What is wanted is every record, duplicated word for word.

__Entries from a dataset of interfaces__
============================================================

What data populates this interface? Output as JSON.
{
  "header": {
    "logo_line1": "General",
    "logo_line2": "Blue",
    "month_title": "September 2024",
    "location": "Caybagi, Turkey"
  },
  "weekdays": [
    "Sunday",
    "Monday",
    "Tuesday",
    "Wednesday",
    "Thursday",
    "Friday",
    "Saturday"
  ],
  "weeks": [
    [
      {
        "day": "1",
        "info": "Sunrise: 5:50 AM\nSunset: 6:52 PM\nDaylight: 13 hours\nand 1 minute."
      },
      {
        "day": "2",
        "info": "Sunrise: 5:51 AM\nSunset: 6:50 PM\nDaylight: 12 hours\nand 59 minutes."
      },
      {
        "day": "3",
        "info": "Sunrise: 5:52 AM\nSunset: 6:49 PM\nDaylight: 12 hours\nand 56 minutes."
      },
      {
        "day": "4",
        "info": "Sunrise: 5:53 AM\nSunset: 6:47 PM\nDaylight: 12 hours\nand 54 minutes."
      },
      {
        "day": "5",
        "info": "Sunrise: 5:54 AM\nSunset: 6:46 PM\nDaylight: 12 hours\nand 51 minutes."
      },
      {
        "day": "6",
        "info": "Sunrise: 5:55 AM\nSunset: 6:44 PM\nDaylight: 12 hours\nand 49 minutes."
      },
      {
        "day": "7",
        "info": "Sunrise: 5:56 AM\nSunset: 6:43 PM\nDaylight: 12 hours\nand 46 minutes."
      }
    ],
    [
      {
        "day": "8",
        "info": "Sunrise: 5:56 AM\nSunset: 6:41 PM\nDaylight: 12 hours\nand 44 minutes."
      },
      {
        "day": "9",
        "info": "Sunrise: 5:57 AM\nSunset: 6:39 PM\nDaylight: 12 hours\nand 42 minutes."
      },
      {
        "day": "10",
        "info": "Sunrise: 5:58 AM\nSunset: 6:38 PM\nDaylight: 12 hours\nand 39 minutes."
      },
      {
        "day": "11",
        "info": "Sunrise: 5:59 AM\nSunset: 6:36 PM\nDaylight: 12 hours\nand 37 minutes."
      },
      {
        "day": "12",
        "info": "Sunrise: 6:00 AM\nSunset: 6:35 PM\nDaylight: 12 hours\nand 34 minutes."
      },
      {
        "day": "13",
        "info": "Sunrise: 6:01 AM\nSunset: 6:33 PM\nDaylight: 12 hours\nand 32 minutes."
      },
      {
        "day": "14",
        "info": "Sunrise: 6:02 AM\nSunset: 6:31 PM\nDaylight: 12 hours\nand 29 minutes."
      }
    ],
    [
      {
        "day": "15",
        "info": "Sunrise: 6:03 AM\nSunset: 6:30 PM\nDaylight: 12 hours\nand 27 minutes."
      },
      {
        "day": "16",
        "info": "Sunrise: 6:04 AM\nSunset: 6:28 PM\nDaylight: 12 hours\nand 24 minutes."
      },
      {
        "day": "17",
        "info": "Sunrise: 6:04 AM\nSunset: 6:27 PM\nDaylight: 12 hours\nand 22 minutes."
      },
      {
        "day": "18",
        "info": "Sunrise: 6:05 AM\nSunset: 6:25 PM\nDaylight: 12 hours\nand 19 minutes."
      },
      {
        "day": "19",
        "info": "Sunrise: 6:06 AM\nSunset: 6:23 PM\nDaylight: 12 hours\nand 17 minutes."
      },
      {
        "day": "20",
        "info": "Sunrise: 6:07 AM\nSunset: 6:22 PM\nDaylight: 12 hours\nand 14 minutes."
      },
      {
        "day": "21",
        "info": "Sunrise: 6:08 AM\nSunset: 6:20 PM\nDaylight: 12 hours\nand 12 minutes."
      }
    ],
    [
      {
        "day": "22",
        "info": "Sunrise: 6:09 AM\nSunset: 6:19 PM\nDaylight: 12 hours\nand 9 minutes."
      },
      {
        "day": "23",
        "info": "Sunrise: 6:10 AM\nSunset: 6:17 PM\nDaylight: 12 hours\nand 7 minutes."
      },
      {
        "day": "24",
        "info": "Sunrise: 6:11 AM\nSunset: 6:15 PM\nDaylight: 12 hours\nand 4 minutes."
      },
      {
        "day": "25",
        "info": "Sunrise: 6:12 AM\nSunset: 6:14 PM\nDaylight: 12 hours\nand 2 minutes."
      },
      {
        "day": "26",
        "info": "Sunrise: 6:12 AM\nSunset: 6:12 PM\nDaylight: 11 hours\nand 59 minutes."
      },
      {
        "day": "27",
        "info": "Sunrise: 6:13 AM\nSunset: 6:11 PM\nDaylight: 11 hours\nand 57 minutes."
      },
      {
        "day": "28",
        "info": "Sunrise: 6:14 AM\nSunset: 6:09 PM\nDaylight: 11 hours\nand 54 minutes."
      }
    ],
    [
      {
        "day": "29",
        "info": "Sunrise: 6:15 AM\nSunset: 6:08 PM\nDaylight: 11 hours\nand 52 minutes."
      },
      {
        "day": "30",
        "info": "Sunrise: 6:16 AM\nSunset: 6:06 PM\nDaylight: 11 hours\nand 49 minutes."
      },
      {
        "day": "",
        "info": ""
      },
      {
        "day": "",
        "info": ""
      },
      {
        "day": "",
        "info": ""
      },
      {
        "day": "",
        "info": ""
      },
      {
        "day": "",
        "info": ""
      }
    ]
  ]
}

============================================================

__SOLUTION TO THIS EXERCISE__
What data populates this interface? Output as JSON.
{
  "header": {
    "logo_line1": "General",
    "logo_line2": "Blue",
    "month_title": "September 2024",
    "location": "Caybagi, Turkey"
  },
  "weekdays": [
    "Sunday",
    "Monday",
    "Tuesday",
    "Wednesday",
    "Thursday",
    "Friday",
    "Saturday"
  ],
  "weeks": [
    [
      {
        "day": "1",
        "info": "Sunrise: 5:50 AM\nSunset: 6:52 PM\nDaylight: 13 hours\nand 1 minute."
      },
      {
        "day": "2",
        "info": "Sunrise: 5:51 AM\nSunset: 6:50 PM\nDaylight: 12 hours\nand 59 minutes."
      },
      {
        "day": "3",
        "info": "Sunrise: 5:52 AM\nSunset: 6:49 PM\nDaylight: 12 hours\nand 56 minutes."
      },
      {
        "day": "4",
        "info": "Sunrise: 5:53 AM\nSunset: 6:47 PM\nDaylight: 12 hours\nand 54 minutes."
      },
      {
        "day": "5",
        "info": "Sunrise: 5:54 AM\nSunset: 6:46 PM\nDaylight: 12 hours\nand 51 minutes."
      },
      {
        "day": "6",
        "info": "Sunrise: 5:55 AM\nSunset: 6:44 PM\nDaylight: 12 hours\nand 49 minutes."
      },
      {
        "day": "7",
        "info": "Sunrise: 5:56 AM\nSunset: 6:43 PM\nDaylight: 12 hours\nand 46 minutes."
      }
    ],
    [
      {
        "day": "8",
        "info": "Sunrise: 5:56 AM\nSunset: 6:41 PM\nDaylight: 12 hours\nand 44 minutes."
      },
      {
        "day": "9",
        "info": "Sunrise: 5:57 AM\nSunset: 6:39 PM\nDaylight: 12 hours\nand 42 minutes."
      },
      {
        "day": "10",
        "info": "Sunrise: 5:58 AM\nSunset: 6:38 PM\nDaylight: 12 hours\nand 39 minutes."
      },
      {
        "day": "11",
        "info": "Sunrise: 5:59 AM\nSunset: 6:36 PM\nDaylight: 12 hours\nand 37 minutes."
      },
      {
        "day": "12",
        "info": "Sunrise: 6:00 AM\nSunset: 6:35 PM\nDaylight: 12 hours\nand 34 minutes."
      },
      {
        "day": "13",
        "info": "Sunrise: 6:01 AM\nSunset: 6:33 PM\nDaylight: 12 hours\nand 32 minutes."
      },
      {
        "day": "14",
        "info": "Sunrise: 6:02 AM\nSunset: 6:31 PM\nDaylight: 12 hours\nand 29 minutes."
      }
    ],
    [
      {
        "day": "15",
        "info": "Sunrise: 6:03 AM\nSunset: 6:30 PM\nDaylight: 12 hours\nand 27 minutes."
      },
      {
        "day": "16",
        "info": "Sunrise: 6:04 AM\nSunset: 6:28 PM\nDaylight: 12 hours\nand 24 minutes."
      },
      {
        "day": "17",
        "info": "Sunrise: 6:04 AM\nSunset: 6:27 PM\nDaylight: 12 hours\nand 22 minutes."
      },
      {
        "day": "18",
        "info": "Sunrise: 6:05 AM\nSunset: 6:25 PM\nDaylight: 12 hours\nand 19 minutes."
      },
      {
        "day": "19",
        "info": "Sunrise: 6:06 AM\nSunset: 6:23 PM\nDaylight: 12 hours\nand 17 minutes."
      },
      {
        "day": "20",
        "info": "Sunrise: 6:07 AM\nSunset: 6:22 PM\nDaylight: 12 hours\nand 14 minutes."
      },
      {
        "day": "21",
        "info": "Sunrise: 6:08 AM\nSunset: 6:20 PM\nDaylight: 12 hours\nand 12 minutes."
      }
    ],
    [
      {
        "day": "22",
        "info": "Sunrise: 6:09 AM\nSunset: 6:19 PM\nDaylight: 12 hours\nand 9 minutes."
      },
      {
        "day": "23",
        "info": "Sunrise: 6:10 AM\nSunset: 6:17 PM\nDaylight: 12 hours\nand 7 minutes."
      },
      {
        "day": "24",
        "info": "Sunrise: 6:11 AM\nSunset: 6:15 PM\nDaylight: 12 hours\nand 4 minutes."
      },
      {
        "day": "25",
        "info": "Sunrise: 6:12 AM\nSunset: 6:14 PM\nDaylight: 12 hours\nand 2 minutes."
      },
      {
        "day": "26",
        "info": "Sunrise: 6:12 AM\nSunset: 6:12 PM\nDaylight: 11 hours\nand 59 minutes."
      },
      {
        "day": "27",
        "info": "Sunrise: 6:13 AM\nSunset: 6:11 PM\nDaylight: 11 hours\nand 57 minutes."
      },
      {
        "day": "28",
        "info": "Sunrise: 6:14 AM\nSunset: 6:09 PM\nDaylight: 11 hours\nand 54 minutes."
      }
    ],
    [
      {
        "day": "29",
        "info": "Sunrise: 6:15 AM\nSunset: 6:08 PM\nDaylight: 11 hours\nand 52 minutes."
      },
      {
        "day": "30",
        "info": "Sunrise: 6:16 AM\nSunset: 6:06 PM\nDaylight: 11 hours\nand 49 minutes."
      },
      {
        "day": "",
        "info": ""
      },
      {
        "day": "",
        "info": ""
      },
      {
        "day": "",
        "info": ""
      },
      {
        "day": "",
        "info": ""
      },
      {
        "day": "",
        "info": ""
      }
    ]
  ]
}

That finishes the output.